To sign onto the Charter for Compassion means that you are committing to treat other people with compassion as expressed in the Charter itself. If you are ready to sign on, go to the website and make a commitment:www.charterforcompassion.org.
Who else has signed onto the Charter?
Over 98,000 people, organizations, and cities worldwide have signed onto the Charter.
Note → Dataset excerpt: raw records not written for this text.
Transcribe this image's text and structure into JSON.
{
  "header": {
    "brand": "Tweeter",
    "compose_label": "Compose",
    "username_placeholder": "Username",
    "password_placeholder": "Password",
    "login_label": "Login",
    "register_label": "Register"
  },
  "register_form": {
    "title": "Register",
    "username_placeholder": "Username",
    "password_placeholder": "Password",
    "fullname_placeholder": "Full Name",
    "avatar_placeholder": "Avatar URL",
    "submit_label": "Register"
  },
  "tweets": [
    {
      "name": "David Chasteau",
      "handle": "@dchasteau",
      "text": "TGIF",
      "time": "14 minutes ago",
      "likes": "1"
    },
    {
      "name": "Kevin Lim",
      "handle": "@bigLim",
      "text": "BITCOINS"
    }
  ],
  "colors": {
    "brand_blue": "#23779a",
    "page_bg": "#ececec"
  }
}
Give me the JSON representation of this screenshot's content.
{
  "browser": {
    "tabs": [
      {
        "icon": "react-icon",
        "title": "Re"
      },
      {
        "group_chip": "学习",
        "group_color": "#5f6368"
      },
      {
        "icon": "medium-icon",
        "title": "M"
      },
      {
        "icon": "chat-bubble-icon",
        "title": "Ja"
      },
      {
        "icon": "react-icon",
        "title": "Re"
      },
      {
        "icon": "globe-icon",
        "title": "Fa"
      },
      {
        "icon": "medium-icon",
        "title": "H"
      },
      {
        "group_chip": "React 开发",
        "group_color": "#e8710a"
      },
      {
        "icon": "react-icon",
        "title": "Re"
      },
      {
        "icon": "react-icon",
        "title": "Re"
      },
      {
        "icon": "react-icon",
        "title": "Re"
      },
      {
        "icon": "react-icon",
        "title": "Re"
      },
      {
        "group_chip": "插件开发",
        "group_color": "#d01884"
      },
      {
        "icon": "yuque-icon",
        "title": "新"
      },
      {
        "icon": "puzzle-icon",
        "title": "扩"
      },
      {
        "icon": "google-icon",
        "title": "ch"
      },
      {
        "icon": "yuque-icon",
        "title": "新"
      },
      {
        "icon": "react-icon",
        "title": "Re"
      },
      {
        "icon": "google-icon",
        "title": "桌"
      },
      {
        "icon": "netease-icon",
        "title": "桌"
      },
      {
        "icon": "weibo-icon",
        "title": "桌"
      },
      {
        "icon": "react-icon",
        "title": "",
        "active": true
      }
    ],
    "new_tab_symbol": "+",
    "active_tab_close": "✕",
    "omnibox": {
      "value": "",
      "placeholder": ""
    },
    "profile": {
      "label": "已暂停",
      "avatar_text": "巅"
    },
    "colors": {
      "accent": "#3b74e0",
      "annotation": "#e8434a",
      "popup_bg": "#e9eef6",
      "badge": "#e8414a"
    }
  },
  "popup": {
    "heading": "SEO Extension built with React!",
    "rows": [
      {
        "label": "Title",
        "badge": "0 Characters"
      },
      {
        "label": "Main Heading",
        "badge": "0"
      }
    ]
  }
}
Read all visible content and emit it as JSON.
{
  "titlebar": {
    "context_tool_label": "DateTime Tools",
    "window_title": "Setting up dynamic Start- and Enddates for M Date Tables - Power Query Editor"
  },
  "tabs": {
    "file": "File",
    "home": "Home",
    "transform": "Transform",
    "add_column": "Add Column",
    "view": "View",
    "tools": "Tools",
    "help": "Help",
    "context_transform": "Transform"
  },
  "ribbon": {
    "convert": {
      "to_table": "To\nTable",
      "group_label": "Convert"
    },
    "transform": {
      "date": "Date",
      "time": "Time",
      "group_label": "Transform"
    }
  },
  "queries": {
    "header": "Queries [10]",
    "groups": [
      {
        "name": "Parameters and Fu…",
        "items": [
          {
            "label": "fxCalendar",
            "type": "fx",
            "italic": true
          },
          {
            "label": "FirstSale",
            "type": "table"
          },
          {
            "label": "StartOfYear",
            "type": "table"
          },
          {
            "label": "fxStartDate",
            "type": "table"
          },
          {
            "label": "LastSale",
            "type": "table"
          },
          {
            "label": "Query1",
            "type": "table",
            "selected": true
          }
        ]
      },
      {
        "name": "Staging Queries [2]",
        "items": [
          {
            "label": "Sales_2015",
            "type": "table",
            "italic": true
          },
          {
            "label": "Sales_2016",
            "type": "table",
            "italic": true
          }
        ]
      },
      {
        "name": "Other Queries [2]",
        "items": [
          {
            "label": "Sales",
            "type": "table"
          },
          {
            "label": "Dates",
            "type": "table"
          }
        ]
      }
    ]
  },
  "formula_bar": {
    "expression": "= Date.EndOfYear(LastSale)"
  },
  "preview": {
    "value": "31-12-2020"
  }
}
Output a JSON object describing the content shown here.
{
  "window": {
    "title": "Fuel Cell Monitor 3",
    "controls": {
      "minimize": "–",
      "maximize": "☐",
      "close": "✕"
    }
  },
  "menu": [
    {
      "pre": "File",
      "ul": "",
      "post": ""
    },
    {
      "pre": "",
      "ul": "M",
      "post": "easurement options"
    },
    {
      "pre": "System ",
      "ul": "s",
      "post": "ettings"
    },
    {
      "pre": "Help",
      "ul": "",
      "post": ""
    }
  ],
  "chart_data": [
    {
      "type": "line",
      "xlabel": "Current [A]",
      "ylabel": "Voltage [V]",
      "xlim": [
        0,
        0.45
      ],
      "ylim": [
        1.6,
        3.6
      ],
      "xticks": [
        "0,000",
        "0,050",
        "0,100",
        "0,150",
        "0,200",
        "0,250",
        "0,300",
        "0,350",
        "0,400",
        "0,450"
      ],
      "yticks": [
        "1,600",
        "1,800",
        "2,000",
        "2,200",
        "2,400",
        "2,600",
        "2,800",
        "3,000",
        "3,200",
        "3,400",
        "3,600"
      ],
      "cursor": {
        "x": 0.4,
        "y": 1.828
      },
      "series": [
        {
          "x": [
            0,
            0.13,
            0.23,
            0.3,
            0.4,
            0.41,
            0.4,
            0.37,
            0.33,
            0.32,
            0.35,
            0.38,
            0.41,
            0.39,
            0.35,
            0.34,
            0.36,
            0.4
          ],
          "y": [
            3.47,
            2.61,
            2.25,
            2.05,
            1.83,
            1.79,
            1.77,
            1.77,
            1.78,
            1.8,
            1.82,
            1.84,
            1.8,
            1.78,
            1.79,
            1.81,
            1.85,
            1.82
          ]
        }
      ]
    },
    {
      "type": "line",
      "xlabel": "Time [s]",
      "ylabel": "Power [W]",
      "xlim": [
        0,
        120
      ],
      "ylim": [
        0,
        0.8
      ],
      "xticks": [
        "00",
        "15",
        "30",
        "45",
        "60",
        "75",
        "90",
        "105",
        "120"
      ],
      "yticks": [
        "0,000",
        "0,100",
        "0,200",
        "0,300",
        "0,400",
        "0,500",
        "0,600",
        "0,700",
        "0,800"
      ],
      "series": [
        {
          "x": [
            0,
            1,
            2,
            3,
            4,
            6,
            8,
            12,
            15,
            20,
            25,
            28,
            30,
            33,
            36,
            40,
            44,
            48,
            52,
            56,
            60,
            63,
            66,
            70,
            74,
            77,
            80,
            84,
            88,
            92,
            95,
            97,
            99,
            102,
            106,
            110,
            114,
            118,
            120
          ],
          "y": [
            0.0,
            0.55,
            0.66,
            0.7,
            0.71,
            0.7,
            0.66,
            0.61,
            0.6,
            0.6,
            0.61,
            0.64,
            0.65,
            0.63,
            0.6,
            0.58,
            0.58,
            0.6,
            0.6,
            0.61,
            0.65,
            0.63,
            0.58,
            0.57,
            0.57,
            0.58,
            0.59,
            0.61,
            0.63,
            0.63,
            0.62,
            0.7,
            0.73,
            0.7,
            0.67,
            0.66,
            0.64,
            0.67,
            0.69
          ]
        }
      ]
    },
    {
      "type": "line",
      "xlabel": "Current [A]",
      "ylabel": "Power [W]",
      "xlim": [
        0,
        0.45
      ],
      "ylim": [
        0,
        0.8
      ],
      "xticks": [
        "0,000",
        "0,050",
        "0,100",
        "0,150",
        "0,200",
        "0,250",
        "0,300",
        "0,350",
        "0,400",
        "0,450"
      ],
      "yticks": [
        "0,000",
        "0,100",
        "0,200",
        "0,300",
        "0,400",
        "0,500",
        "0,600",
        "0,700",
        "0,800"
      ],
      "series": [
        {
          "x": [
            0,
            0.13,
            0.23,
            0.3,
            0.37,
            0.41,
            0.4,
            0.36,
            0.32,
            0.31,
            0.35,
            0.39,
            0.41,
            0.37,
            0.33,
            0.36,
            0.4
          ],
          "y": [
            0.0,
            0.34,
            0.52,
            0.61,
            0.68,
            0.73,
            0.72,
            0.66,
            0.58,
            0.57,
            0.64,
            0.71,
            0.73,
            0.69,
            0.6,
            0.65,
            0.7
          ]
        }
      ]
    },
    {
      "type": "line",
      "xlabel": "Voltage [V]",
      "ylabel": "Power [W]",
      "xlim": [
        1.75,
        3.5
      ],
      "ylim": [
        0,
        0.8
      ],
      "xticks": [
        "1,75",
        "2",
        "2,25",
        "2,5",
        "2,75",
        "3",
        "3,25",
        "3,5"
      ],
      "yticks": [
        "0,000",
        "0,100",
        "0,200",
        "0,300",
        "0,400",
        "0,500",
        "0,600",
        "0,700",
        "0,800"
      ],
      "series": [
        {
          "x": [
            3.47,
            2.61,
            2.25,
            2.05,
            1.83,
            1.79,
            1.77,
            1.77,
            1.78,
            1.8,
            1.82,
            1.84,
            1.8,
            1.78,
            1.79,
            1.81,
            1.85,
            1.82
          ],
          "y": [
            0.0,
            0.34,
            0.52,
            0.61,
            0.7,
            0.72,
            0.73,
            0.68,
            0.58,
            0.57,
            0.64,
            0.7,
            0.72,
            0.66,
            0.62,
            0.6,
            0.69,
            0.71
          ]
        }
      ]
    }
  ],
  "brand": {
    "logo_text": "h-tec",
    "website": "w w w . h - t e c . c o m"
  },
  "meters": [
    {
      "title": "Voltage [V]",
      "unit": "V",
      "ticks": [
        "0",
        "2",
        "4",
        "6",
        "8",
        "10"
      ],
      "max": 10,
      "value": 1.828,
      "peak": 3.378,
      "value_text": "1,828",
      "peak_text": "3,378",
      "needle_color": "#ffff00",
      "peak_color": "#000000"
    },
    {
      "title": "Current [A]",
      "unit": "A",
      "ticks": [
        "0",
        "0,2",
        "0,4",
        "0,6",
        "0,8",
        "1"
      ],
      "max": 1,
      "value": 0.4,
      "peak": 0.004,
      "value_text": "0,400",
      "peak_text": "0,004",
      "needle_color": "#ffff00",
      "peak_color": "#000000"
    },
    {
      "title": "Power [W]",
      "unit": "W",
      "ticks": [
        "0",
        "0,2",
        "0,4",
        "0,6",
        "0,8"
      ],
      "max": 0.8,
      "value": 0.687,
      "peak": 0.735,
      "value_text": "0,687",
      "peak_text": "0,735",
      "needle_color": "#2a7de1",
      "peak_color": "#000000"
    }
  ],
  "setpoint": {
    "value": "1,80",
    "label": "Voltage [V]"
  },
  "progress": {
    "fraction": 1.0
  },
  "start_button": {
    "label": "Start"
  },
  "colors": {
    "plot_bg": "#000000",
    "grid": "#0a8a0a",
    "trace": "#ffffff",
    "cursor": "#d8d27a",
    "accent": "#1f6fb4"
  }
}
In addition to Peter Gabriel, you might recognize the following names: Dalai Lama, Deepak Chopra, Sister Joan Chittister, Archbishop Desmond Tutu, Kenneth Cole, Swami Dayananda, Prince Nikolaos of Greece and Denmark, H.M. Queen Noor of Jordan, Paul Simon, Rabbi Awraham Soetendorp, Professor Robert Thurman, Trinity Episcopal Church, Appleton, Wisconsin, USA, Cincinnati, Ohio, USA, Danbury, Connecticut, USA, Gaziantep, Turkey, Groningen, Netherlands, Houston, Texas, USA, Lake County, California, USA, London, Ontario, Canada, Louisville, Kentucky, USA, Millbrae, California, USA, St. Augustine, Florida, USA, Seattle, Washington, USA, Winston-Salem, North Carolina, USA.
Timeline for Amador County
After launching the Charter for Compassion in 2014, there will be a public ceremony in 2015, honoring those people and organizations who have committed to the Charter.